The task. Leave the pictures out and give every entry again exactly.
[Material for this exercise — start]
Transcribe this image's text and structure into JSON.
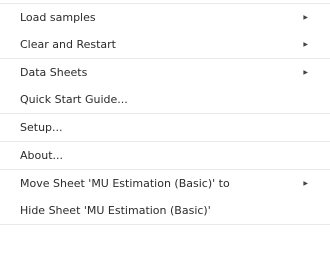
{
  "menu": {
    "groups": [
      {
        "items": [
          {
            "label": "Load samples",
            "has_submenu": true
          },
          {
            "label": "Clear and Restart",
            "has_submenu": true
          }
        ]
      },
      {
        "items": [
          {
            "label": "Data Sheets",
            "has_submenu": true
          },
          {
            "label": "Quick Start Guide...",
            "has_submenu": false
          }
        ]
      },
      {
        "items": [
          {
            "label": "Setup...",
            "has_submenu": false
          }
        ]
      },
      {
        "items": [
          {
            "label": "About...",
            "has_submenu": false
          }
        ]
      },
      {
        "items": [
          {
            "label": "Move Sheet 'MU Estimation (Basic)' to",
            "has_submenu": true
          },
          {
            "label": "Hide Sheet 'MU Estimation (Basic)'",
            "has_submenu": false
          }
        ]
      }
    ],
    "submenu_arrow_icon": "triangle-right-icon",
    "arrow_glyph": "▶"
  }
}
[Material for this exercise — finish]
Task output.
Transcribe this image's text and structure into JSON.
{
  "menu": {
    "groups": [
      {
        "items": [
          {
            "label": "Load samples",
            "has_submenu": true
          },
          {
            "label": "Clear and Restart",
            "has_submenu": true
          }
        ]
      },
      {
        "items": [
          {
            "label": "Data Sheets",
            "has_submenu": true
          },
          {
            "label": "Quick Start Guide...",
            "has_submenu": false
          }
        ]
      },
      {
        "items": [
          {
            "label": "Setup...",
            "has_submenu": false
          }
        ]
      },
      {
        "items": [
          {
            "label": "About...",
            "has_submenu": false
          }
        ]
      },
      {
        "items": [
          {
            "label": "Move Sheet 'MU Estimation (Basic)' to",
            "has_submenu": true
          },
          {
            "label": "Hide Sheet 'MU Estimation (Basic)'",
            "has_submenu": false
          }
        ]
      }
    ],
    "submenu_arrow_icon": "triangle-right-icon",
    "arrow_glyph": "▶"
  }
}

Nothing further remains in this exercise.